NWI Forward: COVID-19 Questions with Ty Warner
As the COVID-19 global health (and economic) crisis continues to wreak havoc on Northwest Indiana, business executives and community leaders alike are stepping up to help us adjust to a vastly changed landscape.
In addition to online community conversations and educational workshops, our organizations reached out to a group of Northwest Indiana leaders that represent a wide variety of industries and roles. From shifting how their entire team does business to leading county-wide emergency responses, they are showing us a way forward.
COVID-19 Questions with Ty Warner
Ty Warner is Executive Director of the Northwestern Indiana Regional Planning Commission. NIRPC is a regional council of local governments serving the citizens of Lake, Porter, and LaPorte counties. It provides a forum that enables citizens to address regional issues relating to transportation, the environment, and economic development.
How has this crisis been similar to events like 9/11 or the 2008 recession and how is it different?
The similarity that jumps out is that it’s one of those things that people weren’t expecting, particularly with 9/11. Who would have thought and who could have prepared for that? None of our long-range planning could have anticipated a global pandemic, that we’d be shuttered at home and stores would be closed.
What short-term measures did you put in place to keep your business running?
Obviously working remotely was the main thing, and for the most part, almost the only thing.

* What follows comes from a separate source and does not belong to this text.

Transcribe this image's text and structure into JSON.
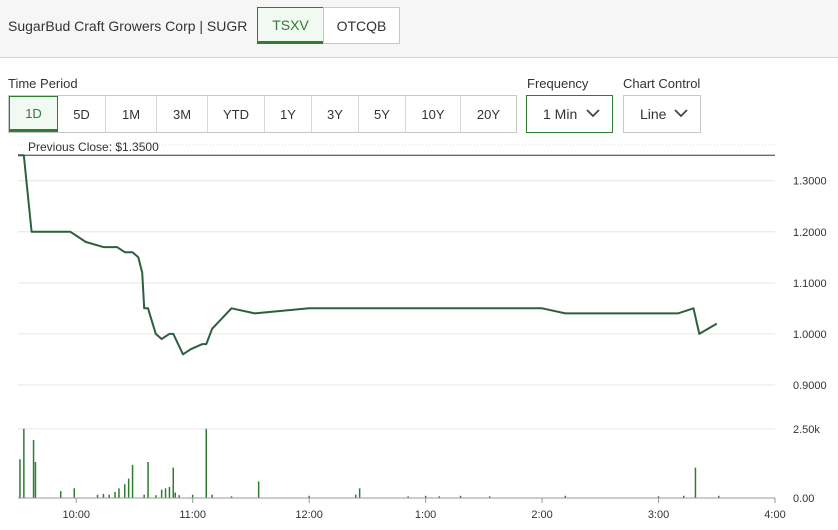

Thanks to the Governor’s orders, we’ve made a conscious effort to reduce the number of meetings that we hold.
What are some longer term changes you may need to make?
I don’t think the future of work for everybody will quite look the same. Now that we’ve adapted to the working from home environment, many will want to work from home more frequently.
What might be some of the lasting effects of this crisis?
An interesting thing to watch will be the planning community, NIRPC included. We’ve tried very much to help people rediscover the value of traditional downtowns and creating walkable environments. And not being so concerned about building up density in those places. I think there’s a little bit of a concern that because of the social distancing aspect of this there will be a pushback. The suburban sprawl that we’ve seen over the last 50 years may sadly get a bit more of a push.
What is emerging from this crisis that gives you hope?
One of the neat things you could look at in the midst of all this is that INDOT, for example, is considered essential and still engaged in their project completement and construction. Trail development in Michigan City, some of those projects that are still working as we speak haven’t encountered the road construction and the jam ups. So if there’s a silver lining here in terms of what we do is that when folks finally emerge from their homes, a lot of the projects will be that much further along and that much less of a pain having to travel through all of that.
What additional advice can you share?
From an operational perspective, everybody has now been forced to do what they might not have been prepared to do. Having the things in place that made it easy to transition and not be so place dependent has been really helpful for us. If there’s any advice it’s being prepared for the unexpected to the extent that you can. And that might translate to not being so place-based.